Consumer Imagination: An Empirical Examination of the Impact of Need for Haptic Information

Document Type

Book Chapter

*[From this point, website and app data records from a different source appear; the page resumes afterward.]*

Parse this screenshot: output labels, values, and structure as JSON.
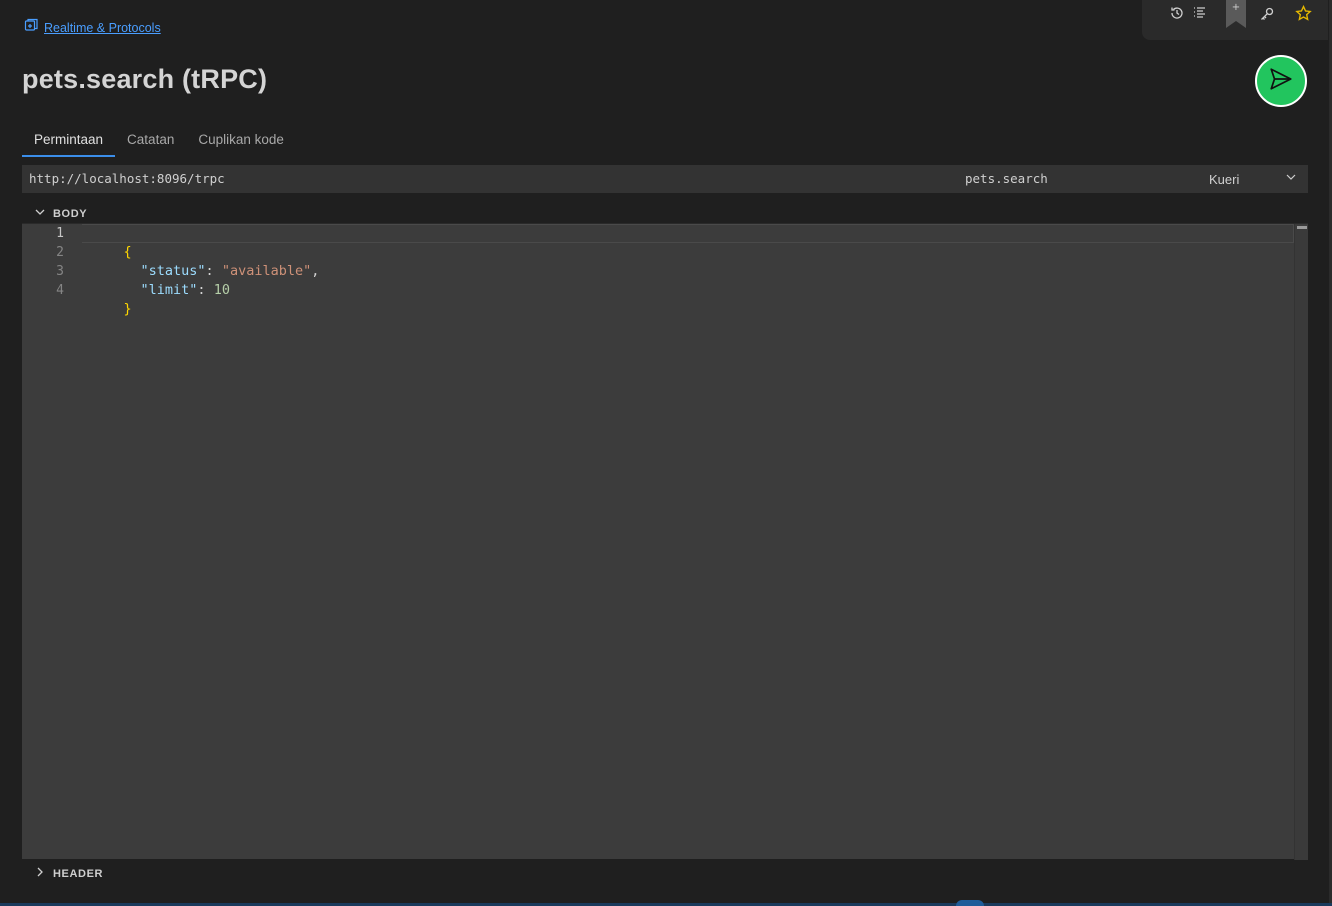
{
  "breadcrumb": {
    "label": "Realtime & Protocols"
  },
  "title": "pets.search (tRPC)",
  "tabs": [
    {
      "label": "Permintaan",
      "active": true
    },
    {
      "label": "Catatan",
      "active": false
    },
    {
      "label": "Cuplikan kode",
      "active": false
    }
  ],
  "request": {
    "url": "http://localhost:8096/trpc",
    "procedure": "pets.search",
    "type": "Kueri"
  },
  "sections": {
    "body_label": "BODY",
    "header_label": "HEADER"
  },
  "editor": {
    "line_numbers": [
      "1",
      "2",
      "3",
      "4"
    ],
    "lines": {
      "l1_open": "{",
      "l2_key": "\"status\"",
      "l2_colon": ": ",
      "l2_value": "\"available\"",
      "l2_comma": ",",
      "l3_key": "\"limit\"",
      "l3_colon": ": ",
      "l3_value": "10",
      "l4_close": "}"
    }
  },
  "toolbar": {
    "icons": [
      "history-icon",
      "list-icon",
      "bookmark-icon",
      "key-icon",
      "star-icon"
    ],
    "bookmark_plus": "+"
  },
  "colors": {
    "accent": "#3b8eea",
    "send": "#22c55e",
    "link": "#4a9eff",
    "star": "#e6b800"
  }
}
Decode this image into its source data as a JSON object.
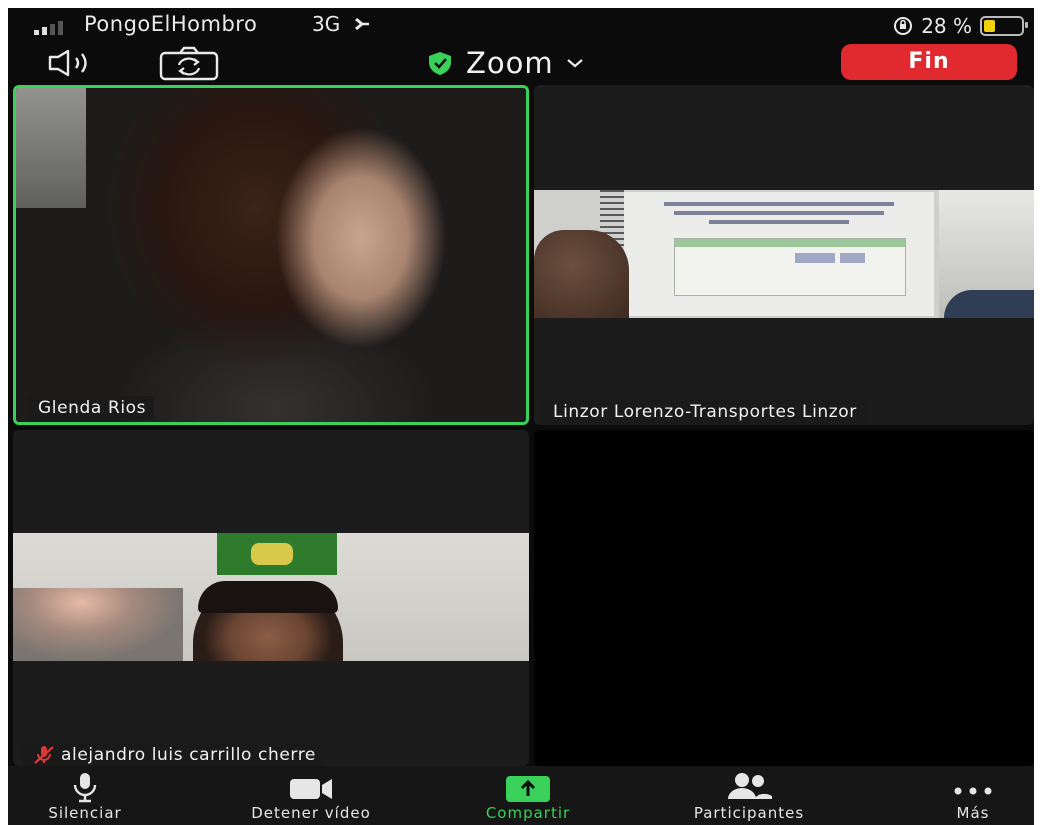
{
  "status_bar": {
    "carrier": "PongoElHombro",
    "network": "3G",
    "battery_percent": "28 %",
    "battery_level": 0.28,
    "battery_color": "#f2d20c"
  },
  "top_bar": {
    "speaker_icon": "speaker-icon",
    "camera_switch_icon": "camera-switch-icon",
    "title": "Zoom",
    "shield_icon": "shield-check-icon",
    "end_button": "Fin",
    "end_button_color": "#e02a2f"
  },
  "participants": [
    {
      "name": "Glenda Rios",
      "active_speaker": true
    },
    {
      "name": "Linzor Lorenzo-Transportes Linzor",
      "active_speaker": false
    },
    {
      "name": "alejandro luis carrillo cherre",
      "muted": true
    }
  ],
  "toolbar": {
    "mute_label": "Silenciar",
    "stop_video_label": "Detener vídeo",
    "share_label": "Compartir",
    "participants_label": "Participantes",
    "more_label": "Más",
    "share_color": "#3ad15a"
  },
  "colors": {
    "active_border": "#3ad15a"
  }
}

The human imagination has long fascinated scholars and practitioners. Some researchers argue that imagination enables consumers to construct stories in which they are the main characters in a future consumption situation. Schau (2000 p. 50) defined imagination as the “site of knowledge creation” and suggested that the imagination has two key functions: (1) imagination unites incoming or newly presented information with what is already known to create knowledge; and (2) imagination provides an avenue for identity construction as the consumer situates him/herself relative to the product or service. In fact, in the imagination, incoming sensory knowledge is combined with what is already known through thought structures and processes to create knowledge that links identity and consumption. In spite of these important contributions, there remains little consensus among scholars about how the consumer imagination is structured (White 1990; Zhao, Hoeffler, and Dahl 2009). The present research has the central purpose of advancing our understanding of this issue. Drawing from extant literature, the present research identifies and investigates the impact of constraint imposed on imagination stemming from missing information in working memory and the constraint imposed by the elaborative approach. Moreover, the study tests the role of perceived ownership as a potential process mechanism of imagination. A 2 (NFT– instrumental: +/1 Std. Dev.) X 2 (elaborative approach: imagine or consider) between subjects design was employed in which NFT–instrumental was measured and imagine vs. consider elaborative approaches were manipulated. Respondents read a cover story about an online purchase situation of a sweater for attending an upcoming event. The information on the target product (i.e., sweater) overview, fabric, care, and sizing were provided. Next, respondents were randomly assigned to one of the two manipulated scenarios instructing them to either use their imagination to form a picture of what they will look like in the sweater or consider the features of the sweater and think about how those features go with their body. The results demonstrate the boundary influence that missing product information imposes on imagination when the consumer prefers the type of information that is missing. Thus, imagining consumers who prefer to touch products prior to purchase have lower purchase intentions and product confidence. Moreover, the results indicated that consumers’ imagination leads to higher product judgment confidence and purchase intention through an elevated sense of ownership, identifying perceived ownership as the underlying mechanism for the imagination effect.

Publication Title

Ideas in Marketing: Finding the New & Polishing the Old

Publication Date


First Page